● **Your goal**
Would you output the whole of the data exactly?

Page and application data records:
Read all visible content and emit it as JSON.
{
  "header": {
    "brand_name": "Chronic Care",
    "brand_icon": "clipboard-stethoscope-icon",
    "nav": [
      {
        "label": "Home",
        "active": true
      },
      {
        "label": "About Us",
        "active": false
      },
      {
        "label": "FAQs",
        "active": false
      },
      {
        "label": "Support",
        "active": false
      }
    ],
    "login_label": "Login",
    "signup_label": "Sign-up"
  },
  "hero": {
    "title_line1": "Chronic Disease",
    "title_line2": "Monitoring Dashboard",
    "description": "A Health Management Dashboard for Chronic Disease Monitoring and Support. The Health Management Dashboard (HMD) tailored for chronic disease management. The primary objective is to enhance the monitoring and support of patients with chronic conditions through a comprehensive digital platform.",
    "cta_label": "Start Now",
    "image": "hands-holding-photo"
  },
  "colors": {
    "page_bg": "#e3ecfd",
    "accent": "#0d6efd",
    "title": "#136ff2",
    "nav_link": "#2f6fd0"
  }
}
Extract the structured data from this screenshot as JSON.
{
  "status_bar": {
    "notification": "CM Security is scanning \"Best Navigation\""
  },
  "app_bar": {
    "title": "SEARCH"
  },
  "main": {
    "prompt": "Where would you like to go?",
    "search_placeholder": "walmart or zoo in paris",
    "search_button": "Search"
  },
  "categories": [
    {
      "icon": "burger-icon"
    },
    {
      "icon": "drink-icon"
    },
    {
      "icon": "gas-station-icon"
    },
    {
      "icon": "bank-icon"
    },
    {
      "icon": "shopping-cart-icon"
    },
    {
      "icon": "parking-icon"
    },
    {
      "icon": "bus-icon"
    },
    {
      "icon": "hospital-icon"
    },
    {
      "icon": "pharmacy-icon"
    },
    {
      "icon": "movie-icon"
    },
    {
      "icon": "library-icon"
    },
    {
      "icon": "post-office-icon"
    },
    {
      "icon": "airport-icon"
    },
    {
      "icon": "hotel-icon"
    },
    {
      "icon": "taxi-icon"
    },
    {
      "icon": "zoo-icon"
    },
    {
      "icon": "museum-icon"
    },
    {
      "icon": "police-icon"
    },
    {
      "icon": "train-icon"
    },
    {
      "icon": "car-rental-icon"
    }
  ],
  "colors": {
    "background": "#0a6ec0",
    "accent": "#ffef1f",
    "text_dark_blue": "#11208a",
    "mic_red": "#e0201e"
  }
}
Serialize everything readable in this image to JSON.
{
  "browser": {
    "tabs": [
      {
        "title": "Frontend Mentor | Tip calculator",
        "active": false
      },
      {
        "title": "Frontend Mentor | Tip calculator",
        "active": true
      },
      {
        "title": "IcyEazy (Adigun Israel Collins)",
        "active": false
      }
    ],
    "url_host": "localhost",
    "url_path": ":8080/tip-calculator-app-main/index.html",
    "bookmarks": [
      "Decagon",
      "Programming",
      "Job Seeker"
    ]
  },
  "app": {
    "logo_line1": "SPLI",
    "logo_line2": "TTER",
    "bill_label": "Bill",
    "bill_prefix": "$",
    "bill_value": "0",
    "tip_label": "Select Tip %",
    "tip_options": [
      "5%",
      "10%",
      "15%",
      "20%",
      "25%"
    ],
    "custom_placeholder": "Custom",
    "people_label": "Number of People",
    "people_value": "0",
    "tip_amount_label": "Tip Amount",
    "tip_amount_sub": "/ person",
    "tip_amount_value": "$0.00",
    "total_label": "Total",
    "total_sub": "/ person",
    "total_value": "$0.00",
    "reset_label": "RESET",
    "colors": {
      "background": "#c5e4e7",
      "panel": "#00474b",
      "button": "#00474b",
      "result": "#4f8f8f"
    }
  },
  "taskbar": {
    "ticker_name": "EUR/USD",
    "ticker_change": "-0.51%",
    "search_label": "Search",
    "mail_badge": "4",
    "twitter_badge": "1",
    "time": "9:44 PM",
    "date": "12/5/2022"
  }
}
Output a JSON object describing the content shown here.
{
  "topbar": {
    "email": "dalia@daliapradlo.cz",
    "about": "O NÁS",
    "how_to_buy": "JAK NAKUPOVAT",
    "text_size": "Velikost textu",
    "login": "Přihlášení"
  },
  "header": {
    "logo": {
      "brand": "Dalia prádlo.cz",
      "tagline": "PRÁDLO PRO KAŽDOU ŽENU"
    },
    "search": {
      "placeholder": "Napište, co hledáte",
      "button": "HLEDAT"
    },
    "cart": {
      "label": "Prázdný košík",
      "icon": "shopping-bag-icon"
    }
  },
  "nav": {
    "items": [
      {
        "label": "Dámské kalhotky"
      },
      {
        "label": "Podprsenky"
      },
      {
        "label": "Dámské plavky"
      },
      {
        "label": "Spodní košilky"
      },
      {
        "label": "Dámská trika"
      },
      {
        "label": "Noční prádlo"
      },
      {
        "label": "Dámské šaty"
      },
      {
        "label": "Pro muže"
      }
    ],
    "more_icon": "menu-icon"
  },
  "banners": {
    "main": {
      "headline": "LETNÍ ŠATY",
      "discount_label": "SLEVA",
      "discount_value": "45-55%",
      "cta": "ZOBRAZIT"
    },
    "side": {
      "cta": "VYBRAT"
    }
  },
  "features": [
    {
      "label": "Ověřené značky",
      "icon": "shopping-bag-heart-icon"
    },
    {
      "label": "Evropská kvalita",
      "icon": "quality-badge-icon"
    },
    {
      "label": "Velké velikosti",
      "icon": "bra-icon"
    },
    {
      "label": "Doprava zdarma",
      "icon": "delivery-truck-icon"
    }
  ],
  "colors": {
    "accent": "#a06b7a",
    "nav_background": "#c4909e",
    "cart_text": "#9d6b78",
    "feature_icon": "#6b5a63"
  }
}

● **Exercise answer**
Read all visible content and emit it as JSON.
{
  "header": {
    "brand_name": "Chronic Care",
    "brand_icon": "clipboard-stethoscope-icon",
    "nav": [
      {
        "label": "Home",
        "active": true
      },
      {
        "label": "About Us",
        "active": false
      },
      {
        "label": "FAQs",
        "active": false
      },
      {
        "label": "Support",
        "active": false
      }
    ],
    "login_label": "Login",
    "signup_label": "Sign-up"
  },
  "hero": {
    "title_line1": "Chronic Disease",
    "title_line2": "Monitoring Dashboard",
    "description": "A Health Management Dashboard for Chronic Disease Monitoring and Support. The Health Management Dashboard (HMD) tailored for chronic disease management. The primary objective is to enhance the monitoring and support of patients with chronic conditions through a comprehensive digital platform.",
    "cta_label": "Start Now",
    "image": "hands-holding-photo"
  },
  "colors": {
    "page_bg": "#e3ecfd",
    "accent": "#0d6efd",
    "title": "#136ff2",
    "nav_link": "#2f6fd0"
  }
}
Extract the structured data from this screenshot as JSON.
{
  "status_bar": {
    "notification": "CM Security is scanning \"Best Navigation\""
  },
  "app_bar": {
    "title": "SEARCH"
  },
  "main": {
    "prompt": "Where would you like to go?",
    "search_placeholder": "walmart or zoo in paris",
    "search_button": "Search"
  },
  "categories": [
    {
      "icon": "burger-icon"
    },
    {
      "icon": "drink-icon"
    },
    {
      "icon": "gas-station-icon"
    },
    {
      "icon": "bank-icon"
    },
    {
      "icon": "shopping-cart-icon"
    },
    {
      "icon": "parking-icon"
    },
    {
      "icon": "bus-icon"
    },
    {
      "icon": "hospital-icon"
    },
    {
      "icon": "pharmacy-icon"
    },
    {
      "icon": "movie-icon"
    },
    {
      "icon": "library-icon"
    },
    {
      "icon": "post-office-icon"
    },
    {
      "icon": "airport-icon"
    },
    {
      "icon": "hotel-icon"
    },
    {
      "icon": "taxi-icon"
    },
    {
      "icon": "zoo-icon"
    },
    {
      "icon": "museum-icon"
    },
    {
      "icon": "police-icon"
    },
    {
      "icon": "train-icon"
    },
    {
      "icon": "car-rental-icon"
    }
  ],
  "colors": {
    "background": "#0a6ec0",
    "accent": "#ffef1f",
    "text_dark_blue": "#11208a",
    "mic_red": "#e0201e"
  }
}
Serialize everything readable in this image to JSON.
{
  "browser": {
    "tabs": [
      {
        "title": "Frontend Mentor | Tip calculator",
        "active": false
      },
      {
        "title": "Frontend Mentor | Tip calculator",
        "active": true
      },
      {
        "title": "IcyEazy (Adigun Israel Collins)",
        "active": false
      }
    ],
    "url_host": "localhost",
    "url_path": ":8080/tip-calculator-app-main/index.html",
    "bookmarks": [
      "Decagon",
      "Programming",
      "Job Seeker"
    ]
  },
  "app": {
    "logo_line1": "SPLI",
    "logo_line2": "TTER",
    "bill_label": "Bill",
    "bill_prefix": "$",
    "bill_value": "0",
    "tip_label": "Select Tip %",
    "tip_options": [
      "5%",
      "10%",
      "15%",
      "20%",
      "25%"
    ],
    "custom_placeholder": "Custom",
    "people_label": "Number of People",
    "people_value": "0",
    "tip_amount_label": "Tip Amount",
    "tip_amount_sub": "/ person",
    "tip_amount_value": "$0.00",
    "total_label": "Total",
    "total_sub": "/ person",
    "total_value": "$0.00",
    "reset_label": "RESET",
    "colors": {
      "background": "#c5e4e7",
      "panel": "#00474b",
      "button": "#00474b",
      "result": "#4f8f8f"
    }
  },
  "taskbar": {
    "ticker_name": "EUR/USD",
    "ticker_change": "-0.51%",
    "search_label": "Search",
    "mail_badge": "4",
    "twitter_badge": "1",
    "time": "9:44 PM",
    "date": "12/5/2022"
  }
}
Output a JSON object describing the content shown here.
{
  "topbar": {
    "email": "dalia@daliapradlo.cz",
    "about": "O NÁS",
    "how_to_buy": "JAK NAKUPOVAT",
    "text_size": "Velikost textu",
    "login": "Přihlášení"
  },
  "header": {
    "logo": {
      "brand": "Dalia prádlo.cz",
      "tagline": "PRÁDLO PRO KAŽDOU ŽENU"
    },
    "search": {
      "placeholder": "Napište, co hledáte",
      "button": "HLEDAT"
    },
    "cart": {
      "label": "Prázdný košík",
      "icon": "shopping-bag-icon"
    }
  },
  "nav": {
    "items": [
      {
        "label": "Dámské kalhotky"
      },
      {
        "label": "Podprsenky"
      },
      {
        "label": "Dámské plavky"
      },
      {
        "label": "Spodní košilky"
      },
      {
        "label": "Dámská trika"
      },
      {
        "label": "Noční prádlo"
      },
      {
        "label": "Dámské šaty"
      },
      {
        "label": "Pro muže"
      }
    ],
    "more_icon": "menu-icon"
  },
  "banners": {
    "main": {
      "headline": "LETNÍ ŠATY",
      "discount_label": "SLEVA",
      "discount_value": "45-55%",
      "cta": "ZOBRAZIT"
    },
    "side": {
      "cta": "VYBRAT"
    }
  },
  "features": [
    {
      "label": "Ověřené značky",
      "icon": "shopping-bag-heart-icon"
    },
    {
      "label": "Evropská kvalita",
      "icon": "quality-badge-icon"
    },
    {
      "label": "Velké velikosti",
      "icon": "bra-icon"
    },
    {
      "label": "Doprava zdarma",
      "icon": "delivery-truck-icon"
    }
  ],
  "colors": {
    "accent": "#a06b7a",
    "nav_background": "#c4909e",
    "cart_text": "#9d6b78",
    "feature_icon": "#6b5a63"
  }
}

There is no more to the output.